A One News item reported an accident involving a truck and a motorcycle. On the basis it was frivolous and trivial, the Authority declined to determine the complaint that the item’s use of the word ‘biker’ gave the impression the motorcyclist was a ‘reckless’ gang member and had caused the accident. ‘Biker’ was a colloquial term referring to the driver of a motorbike, and in any case the words ‘biker’ and ‘motorcylist’ were used interchangeably.
Decline to Determine: Accuracy, Discrimination and Denigration
 A One News item which reported on an accident involving a truck and a motorcycle used the term ‘biker’ to refer to the motorcyclist. The item was broadcast on 15 October 2013 on TV ONE.
 Ian Todd made a formal complaint to Television New Zealand Ltd, the broadcaster, alleging that the use of the term ‘biker’ gave the impression the motorcyclist was a ‘reckless’ gang member who had caused the accident, despite inconsistent reports by other media. He considered the item created ‘highly prejudicial’ and ‘sensational’ stereotypes about motorcyclists, in breach of the accuracy and discrimination and denigration standards, as set out in the Free-to-Air Television Code of Broadcasting Practice.
 The issue is whether the complainant’s concerns raise matters under these standards which warrant our determination.
 The members of the Authority have viewed a recording of the broadcast complained about and have read the correspondence listed in the Appendix.
 Section 11(a) of the Broadcasting Act 1989 authorises this Authority to decline to determine a complaint if it considers the complaint is frivolous, vexatious, or trivial.
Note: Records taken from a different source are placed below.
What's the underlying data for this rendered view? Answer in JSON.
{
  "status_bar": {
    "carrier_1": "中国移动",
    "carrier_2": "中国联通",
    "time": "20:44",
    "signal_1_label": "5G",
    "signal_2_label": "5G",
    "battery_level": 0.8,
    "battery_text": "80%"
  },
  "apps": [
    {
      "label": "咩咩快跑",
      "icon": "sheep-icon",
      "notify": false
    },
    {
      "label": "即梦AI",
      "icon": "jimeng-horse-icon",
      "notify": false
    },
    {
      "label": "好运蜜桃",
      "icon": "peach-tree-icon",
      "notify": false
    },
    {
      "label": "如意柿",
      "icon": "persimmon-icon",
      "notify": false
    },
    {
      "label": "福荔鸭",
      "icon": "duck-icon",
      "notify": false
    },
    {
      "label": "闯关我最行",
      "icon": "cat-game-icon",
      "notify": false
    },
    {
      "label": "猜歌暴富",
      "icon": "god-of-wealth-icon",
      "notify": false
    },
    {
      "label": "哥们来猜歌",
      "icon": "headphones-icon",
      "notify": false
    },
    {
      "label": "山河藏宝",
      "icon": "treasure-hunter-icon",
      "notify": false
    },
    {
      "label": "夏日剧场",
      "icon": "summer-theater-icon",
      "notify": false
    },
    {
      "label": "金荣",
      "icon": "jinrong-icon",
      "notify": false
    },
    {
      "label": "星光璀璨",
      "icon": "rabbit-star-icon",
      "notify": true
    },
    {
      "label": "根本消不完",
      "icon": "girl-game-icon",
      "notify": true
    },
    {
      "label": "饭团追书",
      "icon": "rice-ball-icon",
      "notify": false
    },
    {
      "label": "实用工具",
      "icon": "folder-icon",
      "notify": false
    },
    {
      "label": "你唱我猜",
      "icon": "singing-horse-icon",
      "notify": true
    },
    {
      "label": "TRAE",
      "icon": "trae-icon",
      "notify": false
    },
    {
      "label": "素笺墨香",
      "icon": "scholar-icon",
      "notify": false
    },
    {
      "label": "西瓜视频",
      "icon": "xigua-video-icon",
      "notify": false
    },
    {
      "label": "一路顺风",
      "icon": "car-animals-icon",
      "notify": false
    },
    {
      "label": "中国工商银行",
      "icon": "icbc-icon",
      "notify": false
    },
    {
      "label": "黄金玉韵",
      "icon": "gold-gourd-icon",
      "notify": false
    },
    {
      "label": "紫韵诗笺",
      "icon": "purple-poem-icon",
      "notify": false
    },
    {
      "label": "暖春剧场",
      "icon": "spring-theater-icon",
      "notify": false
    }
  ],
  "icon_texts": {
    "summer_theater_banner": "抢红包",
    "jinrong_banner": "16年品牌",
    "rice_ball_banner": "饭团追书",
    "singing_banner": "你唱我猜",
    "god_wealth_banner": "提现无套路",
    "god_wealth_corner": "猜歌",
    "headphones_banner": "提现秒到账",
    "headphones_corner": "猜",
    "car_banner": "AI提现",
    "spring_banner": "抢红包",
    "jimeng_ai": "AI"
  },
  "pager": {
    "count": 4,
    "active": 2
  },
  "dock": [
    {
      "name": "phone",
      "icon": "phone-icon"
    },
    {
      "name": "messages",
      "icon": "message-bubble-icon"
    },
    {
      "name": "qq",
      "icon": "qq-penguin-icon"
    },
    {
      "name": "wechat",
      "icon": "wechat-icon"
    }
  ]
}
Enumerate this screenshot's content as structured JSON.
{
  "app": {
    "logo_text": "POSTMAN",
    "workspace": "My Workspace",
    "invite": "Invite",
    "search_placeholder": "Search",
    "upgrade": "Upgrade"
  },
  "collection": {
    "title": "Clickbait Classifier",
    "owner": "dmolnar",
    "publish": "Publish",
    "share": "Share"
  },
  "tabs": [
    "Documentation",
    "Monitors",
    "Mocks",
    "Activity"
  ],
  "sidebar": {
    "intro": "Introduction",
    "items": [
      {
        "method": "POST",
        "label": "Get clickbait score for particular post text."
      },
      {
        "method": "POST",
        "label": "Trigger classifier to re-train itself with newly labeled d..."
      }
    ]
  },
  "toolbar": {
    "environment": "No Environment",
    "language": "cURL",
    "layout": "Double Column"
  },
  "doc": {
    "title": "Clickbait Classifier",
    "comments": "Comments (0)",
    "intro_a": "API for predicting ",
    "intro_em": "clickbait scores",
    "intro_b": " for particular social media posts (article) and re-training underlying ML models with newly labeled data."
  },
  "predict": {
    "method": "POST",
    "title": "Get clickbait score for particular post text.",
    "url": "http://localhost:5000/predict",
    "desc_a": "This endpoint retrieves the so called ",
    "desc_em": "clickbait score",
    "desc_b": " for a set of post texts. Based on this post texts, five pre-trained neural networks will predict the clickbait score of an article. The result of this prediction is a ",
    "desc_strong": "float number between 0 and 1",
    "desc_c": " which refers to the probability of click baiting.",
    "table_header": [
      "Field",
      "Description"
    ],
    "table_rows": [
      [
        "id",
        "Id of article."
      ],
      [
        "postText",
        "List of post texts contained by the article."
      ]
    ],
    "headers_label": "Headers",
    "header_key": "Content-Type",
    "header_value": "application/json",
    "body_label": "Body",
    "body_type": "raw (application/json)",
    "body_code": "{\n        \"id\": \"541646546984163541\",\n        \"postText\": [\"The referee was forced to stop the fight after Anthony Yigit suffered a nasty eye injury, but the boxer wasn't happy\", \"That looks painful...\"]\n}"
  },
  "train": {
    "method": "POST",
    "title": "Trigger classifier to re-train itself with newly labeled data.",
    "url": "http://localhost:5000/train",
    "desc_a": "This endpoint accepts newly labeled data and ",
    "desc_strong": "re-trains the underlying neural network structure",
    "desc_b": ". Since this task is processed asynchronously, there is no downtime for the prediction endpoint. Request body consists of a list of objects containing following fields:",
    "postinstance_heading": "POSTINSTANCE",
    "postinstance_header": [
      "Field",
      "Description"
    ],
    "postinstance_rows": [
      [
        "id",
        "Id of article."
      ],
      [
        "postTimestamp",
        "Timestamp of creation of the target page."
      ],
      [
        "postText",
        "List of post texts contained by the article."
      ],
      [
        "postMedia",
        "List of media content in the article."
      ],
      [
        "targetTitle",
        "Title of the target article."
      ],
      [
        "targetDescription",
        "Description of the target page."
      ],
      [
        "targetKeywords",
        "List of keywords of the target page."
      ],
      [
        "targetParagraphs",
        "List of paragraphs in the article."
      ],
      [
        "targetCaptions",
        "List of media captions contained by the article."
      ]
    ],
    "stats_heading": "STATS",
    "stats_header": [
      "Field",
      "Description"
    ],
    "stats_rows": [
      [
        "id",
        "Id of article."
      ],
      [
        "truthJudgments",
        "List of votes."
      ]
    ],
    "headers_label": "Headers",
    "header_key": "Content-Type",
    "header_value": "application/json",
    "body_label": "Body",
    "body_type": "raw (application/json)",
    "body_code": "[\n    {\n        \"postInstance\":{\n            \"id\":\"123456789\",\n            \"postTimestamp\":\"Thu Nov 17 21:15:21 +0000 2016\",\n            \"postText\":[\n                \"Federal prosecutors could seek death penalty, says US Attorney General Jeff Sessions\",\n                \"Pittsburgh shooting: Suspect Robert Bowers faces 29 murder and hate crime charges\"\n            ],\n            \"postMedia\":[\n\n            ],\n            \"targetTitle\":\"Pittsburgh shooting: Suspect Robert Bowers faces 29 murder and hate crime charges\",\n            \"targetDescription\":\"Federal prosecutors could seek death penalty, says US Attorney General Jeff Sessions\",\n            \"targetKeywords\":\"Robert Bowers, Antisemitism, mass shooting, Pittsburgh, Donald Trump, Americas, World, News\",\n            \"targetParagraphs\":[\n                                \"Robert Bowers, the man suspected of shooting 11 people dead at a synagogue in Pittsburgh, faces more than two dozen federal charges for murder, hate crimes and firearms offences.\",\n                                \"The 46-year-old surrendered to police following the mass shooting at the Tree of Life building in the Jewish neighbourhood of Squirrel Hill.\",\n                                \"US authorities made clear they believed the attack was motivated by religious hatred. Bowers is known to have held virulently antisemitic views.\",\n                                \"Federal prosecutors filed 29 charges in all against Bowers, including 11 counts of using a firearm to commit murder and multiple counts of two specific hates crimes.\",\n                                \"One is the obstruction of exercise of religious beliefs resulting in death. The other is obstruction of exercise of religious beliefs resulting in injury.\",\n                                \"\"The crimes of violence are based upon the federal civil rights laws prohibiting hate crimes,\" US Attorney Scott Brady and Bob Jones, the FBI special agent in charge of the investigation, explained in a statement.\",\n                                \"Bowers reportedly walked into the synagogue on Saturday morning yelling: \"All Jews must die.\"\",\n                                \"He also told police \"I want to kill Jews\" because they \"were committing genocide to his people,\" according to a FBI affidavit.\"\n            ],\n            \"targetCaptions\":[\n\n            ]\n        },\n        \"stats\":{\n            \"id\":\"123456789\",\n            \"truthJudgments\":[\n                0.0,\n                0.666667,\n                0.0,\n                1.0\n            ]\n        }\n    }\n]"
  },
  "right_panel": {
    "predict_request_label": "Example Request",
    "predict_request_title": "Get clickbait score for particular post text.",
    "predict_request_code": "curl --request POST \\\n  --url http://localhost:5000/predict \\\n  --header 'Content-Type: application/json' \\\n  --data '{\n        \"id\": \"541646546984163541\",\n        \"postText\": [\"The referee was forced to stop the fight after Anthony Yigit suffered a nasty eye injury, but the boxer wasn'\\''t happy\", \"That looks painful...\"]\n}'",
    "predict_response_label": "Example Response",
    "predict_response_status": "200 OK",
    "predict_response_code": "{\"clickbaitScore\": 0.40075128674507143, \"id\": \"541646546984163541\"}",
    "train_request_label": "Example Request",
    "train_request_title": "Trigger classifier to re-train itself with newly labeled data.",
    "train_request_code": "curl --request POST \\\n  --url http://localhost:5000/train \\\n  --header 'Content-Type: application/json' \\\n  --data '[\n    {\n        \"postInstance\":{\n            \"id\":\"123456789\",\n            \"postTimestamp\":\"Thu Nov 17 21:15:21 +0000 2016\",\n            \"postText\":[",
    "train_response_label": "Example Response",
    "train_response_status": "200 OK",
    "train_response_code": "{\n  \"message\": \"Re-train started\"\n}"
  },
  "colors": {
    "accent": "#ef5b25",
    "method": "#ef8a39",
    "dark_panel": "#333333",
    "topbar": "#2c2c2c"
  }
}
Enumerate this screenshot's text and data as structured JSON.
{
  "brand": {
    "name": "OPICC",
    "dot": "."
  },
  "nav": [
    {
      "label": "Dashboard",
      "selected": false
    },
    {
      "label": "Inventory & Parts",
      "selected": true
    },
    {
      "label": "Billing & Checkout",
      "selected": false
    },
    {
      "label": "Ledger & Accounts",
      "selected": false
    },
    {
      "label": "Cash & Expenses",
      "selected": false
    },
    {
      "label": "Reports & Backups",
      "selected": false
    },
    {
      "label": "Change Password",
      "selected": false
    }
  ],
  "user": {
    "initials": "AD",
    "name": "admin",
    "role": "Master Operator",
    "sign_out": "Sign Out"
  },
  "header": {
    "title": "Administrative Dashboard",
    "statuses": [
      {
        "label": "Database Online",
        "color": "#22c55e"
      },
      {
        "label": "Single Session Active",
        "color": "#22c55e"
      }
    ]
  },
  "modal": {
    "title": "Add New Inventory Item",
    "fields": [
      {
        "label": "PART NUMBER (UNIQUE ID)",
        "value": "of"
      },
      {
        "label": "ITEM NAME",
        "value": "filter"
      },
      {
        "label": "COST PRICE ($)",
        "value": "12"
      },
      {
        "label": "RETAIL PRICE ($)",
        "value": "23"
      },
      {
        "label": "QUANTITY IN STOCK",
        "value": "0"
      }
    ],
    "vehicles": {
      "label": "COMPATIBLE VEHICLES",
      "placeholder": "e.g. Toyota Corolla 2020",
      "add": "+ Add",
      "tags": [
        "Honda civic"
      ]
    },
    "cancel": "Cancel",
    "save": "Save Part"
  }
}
The policy behind section 11 is that the time and resources of the Authority, which are, in the end, sustained by the people of New Zealand, should not be wasted in having to deal with matters which objectively have no importance.1
 We have reached the view that it is appropriate for us to decline to determine this complaint under section 11(a), on the basis it is frivolous and trivial. The complainant’s concerns do not in our view raise any issues of broadcasting standards which warrant our determination.
 The use of the term ‘biker’ to describe a motorcyclist involved in a crash would not have led reasonable viewers to believe that the motorcyclist was involved in a gang, was a reckless driver, or was responsible for the crash. The word did not carry any negative connotations and was not offensive in itself, but was merely a colloquial term referring to the driver of a motorbike. In any case, the item used both ‘motorcyclist’ and ‘biker’ interchangeably, and the choice of terminology was not material to the focus of the item.
For the above reasons the Authority declines to determine the complaint.
Signed for and on behalf of the Authority
19 December 2013
The correspondence listed below was received and considered by the Authority when it determined this complaint:
1 Ian Todd’s formal complaint – 18 October 2013
2 TVNZ’s response to the complaint – 11 November 2013
3 Mr Todd’s referral to the Authority – 14 November 2013
4 TVNZ’s response to the Authority – 14 November 2013